**Problem to work on:** Write all of the entries out again exactly.
Source material Start Marker
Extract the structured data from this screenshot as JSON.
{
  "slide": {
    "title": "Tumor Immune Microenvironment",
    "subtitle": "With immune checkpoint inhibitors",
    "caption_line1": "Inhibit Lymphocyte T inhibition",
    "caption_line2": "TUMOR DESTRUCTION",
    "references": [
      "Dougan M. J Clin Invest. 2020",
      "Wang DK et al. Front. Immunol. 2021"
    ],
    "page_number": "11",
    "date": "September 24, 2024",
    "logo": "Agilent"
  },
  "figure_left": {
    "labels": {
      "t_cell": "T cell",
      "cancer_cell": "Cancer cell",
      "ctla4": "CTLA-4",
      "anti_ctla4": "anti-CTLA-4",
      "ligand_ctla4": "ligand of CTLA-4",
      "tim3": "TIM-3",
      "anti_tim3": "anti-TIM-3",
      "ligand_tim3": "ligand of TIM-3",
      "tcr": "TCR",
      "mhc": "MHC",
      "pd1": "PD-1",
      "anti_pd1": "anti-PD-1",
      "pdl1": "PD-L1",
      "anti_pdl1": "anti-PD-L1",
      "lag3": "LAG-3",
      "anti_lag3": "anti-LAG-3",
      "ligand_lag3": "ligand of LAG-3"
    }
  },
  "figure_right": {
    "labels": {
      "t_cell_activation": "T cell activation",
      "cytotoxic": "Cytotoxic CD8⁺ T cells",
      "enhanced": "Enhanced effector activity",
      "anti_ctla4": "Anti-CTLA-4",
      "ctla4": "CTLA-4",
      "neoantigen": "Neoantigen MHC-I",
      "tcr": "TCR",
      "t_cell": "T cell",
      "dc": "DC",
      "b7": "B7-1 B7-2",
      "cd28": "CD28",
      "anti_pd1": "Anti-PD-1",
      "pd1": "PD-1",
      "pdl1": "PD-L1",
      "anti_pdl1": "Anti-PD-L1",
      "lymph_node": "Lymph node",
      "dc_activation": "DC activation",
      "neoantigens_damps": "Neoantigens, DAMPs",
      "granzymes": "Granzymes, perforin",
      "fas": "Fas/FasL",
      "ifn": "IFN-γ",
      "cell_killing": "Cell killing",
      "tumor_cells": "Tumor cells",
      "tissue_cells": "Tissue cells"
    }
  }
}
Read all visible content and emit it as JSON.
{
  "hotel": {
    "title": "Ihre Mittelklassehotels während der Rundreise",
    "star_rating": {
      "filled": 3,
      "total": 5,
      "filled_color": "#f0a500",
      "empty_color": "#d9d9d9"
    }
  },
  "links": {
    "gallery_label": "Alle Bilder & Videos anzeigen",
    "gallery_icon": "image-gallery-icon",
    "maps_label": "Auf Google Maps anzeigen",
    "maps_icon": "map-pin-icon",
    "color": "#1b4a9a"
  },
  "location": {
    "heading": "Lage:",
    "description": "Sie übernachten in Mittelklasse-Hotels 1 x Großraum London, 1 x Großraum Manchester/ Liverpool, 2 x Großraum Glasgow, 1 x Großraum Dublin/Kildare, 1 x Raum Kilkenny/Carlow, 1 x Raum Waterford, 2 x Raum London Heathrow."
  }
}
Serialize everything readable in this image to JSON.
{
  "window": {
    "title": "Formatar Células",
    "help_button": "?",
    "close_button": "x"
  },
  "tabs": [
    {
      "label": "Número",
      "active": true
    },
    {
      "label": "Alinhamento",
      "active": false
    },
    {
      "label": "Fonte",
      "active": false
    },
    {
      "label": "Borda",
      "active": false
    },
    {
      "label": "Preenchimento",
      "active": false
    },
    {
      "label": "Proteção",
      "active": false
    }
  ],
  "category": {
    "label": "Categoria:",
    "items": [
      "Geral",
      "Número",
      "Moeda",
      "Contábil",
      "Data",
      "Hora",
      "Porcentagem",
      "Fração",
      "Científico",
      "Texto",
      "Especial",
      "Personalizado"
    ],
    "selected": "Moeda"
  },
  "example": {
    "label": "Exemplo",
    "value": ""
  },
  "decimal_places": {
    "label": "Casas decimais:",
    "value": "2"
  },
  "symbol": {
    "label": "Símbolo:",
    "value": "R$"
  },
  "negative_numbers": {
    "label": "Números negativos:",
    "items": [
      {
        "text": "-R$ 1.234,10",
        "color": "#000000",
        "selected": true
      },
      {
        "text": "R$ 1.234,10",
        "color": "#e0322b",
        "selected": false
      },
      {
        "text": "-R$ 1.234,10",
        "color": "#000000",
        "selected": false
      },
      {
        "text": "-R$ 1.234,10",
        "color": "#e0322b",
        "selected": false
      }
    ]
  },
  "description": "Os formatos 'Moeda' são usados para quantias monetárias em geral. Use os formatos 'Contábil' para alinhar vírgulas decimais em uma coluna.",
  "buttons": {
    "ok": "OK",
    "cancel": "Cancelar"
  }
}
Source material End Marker
**Task answer:**
Extract the structured data from this screenshot as JSON.
{
  "slide": {
    "title": "Tumor Immune Microenvironment",
    "subtitle": "With immune checkpoint inhibitors",
    "caption_line1": "Inhibit Lymphocyte T inhibition",
    "caption_line2": "TUMOR DESTRUCTION",
    "references": [
      "Dougan M. J Clin Invest. 2020",
      "Wang DK et al. Front. Immunol. 2021"
    ],
    "page_number": "11",
    "date": "September 24, 2024",
    "logo": "Agilent"
  },
  "figure_left": {
    "labels": {
      "t_cell": "T cell",
      "cancer_cell": "Cancer cell",
      "ctla4": "CTLA-4",
      "anti_ctla4": "anti-CTLA-4",
      "ligand_ctla4": "ligand of CTLA-4",
      "tim3": "TIM-3",
      "anti_tim3": "anti-TIM-3",
      "ligand_tim3": "ligand of TIM-3",
      "tcr": "TCR",
      "mhc": "MHC",
      "pd1": "PD-1",
      "anti_pd1": "anti-PD-1",
      "pdl1": "PD-L1",
      "anti_pdl1": "anti-PD-L1",
      "lag3": "LAG-3",
      "anti_lag3": "anti-LAG-3",
      "ligand_lag3": "ligand of LAG-3"
    }
  },
  "figure_right": {
    "labels": {
      "t_cell_activation": "T cell activation",
      "cytotoxic": "Cytotoxic CD8⁺ T cells",
      "enhanced": "Enhanced effector activity",
      "anti_ctla4": "Anti-CTLA-4",
      "ctla4": "CTLA-4",
      "neoantigen": "Neoantigen MHC-I",
      "tcr": "TCR",
      "t_cell": "T cell",
      "dc": "DC",
      "b7": "B7-1 B7-2",
      "cd28": "CD28",
      "anti_pd1": "Anti-PD-1",
      "pd1": "PD-1",
      "pdl1": "PD-L1",
      "anti_pdl1": "Anti-PD-L1",
      "lymph_node": "Lymph node",
      "dc_activation": "DC activation",
      "neoantigens_damps": "Neoantigens, DAMPs",
      "granzymes": "Granzymes, perforin",
      "fas": "Fas/FasL",
      "ifn": "IFN-γ",
      "cell_killing": "Cell killing",
      "tumor_cells": "Tumor cells",
      "tissue_cells": "Tissue cells"
    }
  }
}
Read all visible content and emit it as JSON.
{
  "hotel": {
    "title": "Ihre Mittelklassehotels während der Rundreise",
    "star_rating": {
      "filled": 3,
      "total": 5,
      "filled_color": "#f0a500",
      "empty_color": "#d9d9d9"
    }
  },
  "links": {
    "gallery_label": "Alle Bilder & Videos anzeigen",
    "gallery_icon": "image-gallery-icon",
    "maps_label": "Auf Google Maps anzeigen",
    "maps_icon": "map-pin-icon",
    "color": "#1b4a9a"
  },
  "location": {
    "heading": "Lage:",
    "description": "Sie übernachten in Mittelklasse-Hotels 1 x Großraum London, 1 x Großraum Manchester/ Liverpool, 2 x Großraum Glasgow, 1 x Großraum Dublin/Kildare, 1 x Raum Kilkenny/Carlow, 1 x Raum Waterford, 2 x Raum London Heathrow."
  }
}
Serialize everything readable in this image to JSON.
{
  "window": {
    "title": "Formatar Células",
    "help_button": "?",
    "close_button": "x"
  },
  "tabs": [
    {
      "label": "Número",
      "active": true
    },
    {
      "label": "Alinhamento",
      "active": false
    },
    {
      "label": "Fonte",
      "active": false
    },
    {
      "label": "Borda",
      "active": false
    },
    {
      "label": "Preenchimento",
      "active": false
    },
    {
      "label": "Proteção",
      "active": false
    }
  ],
  "category": {
    "label": "Categoria:",
    "items": [
      "Geral",
      "Número",
      "Moeda",
      "Contábil",
      "Data",
      "Hora",
      "Porcentagem",
      "Fração",
      "Científico",
      "Texto",
      "Especial",
      "Personalizado"
    ],
    "selected": "Moeda"
  },
  "example": {
    "label": "Exemplo",
    "value": ""
  },
  "decimal_places": {
    "label": "Casas decimais:",
    "value": "2"
  },
  "symbol": {
    "label": "Símbolo:",
    "value": "R$"
  },
  "negative_numbers": {
    "label": "Números negativos:",
    "items": [
      {
        "text": "-R$ 1.234,10",
        "color": "#000000",
        "selected": true
      },
      {
        "text": "R$ 1.234,10",
        "color": "#e0322b",
        "selected": false
      },
      {
        "text": "-R$ 1.234,10",
        "color": "#000000",
        "selected": false
      },
      {
        "text": "-R$ 1.234,10",
        "color": "#e0322b",
        "selected": false
      }
    ]
  },
  "description": "Os formatos 'Moeda' são usados para quantias monetárias em geral. Use os formatos 'Contábil' para alinhar vírgulas decimais em uma coluna.",
  "buttons": {
    "ok": "OK",
    "cancel": "Cancelar"
  }
}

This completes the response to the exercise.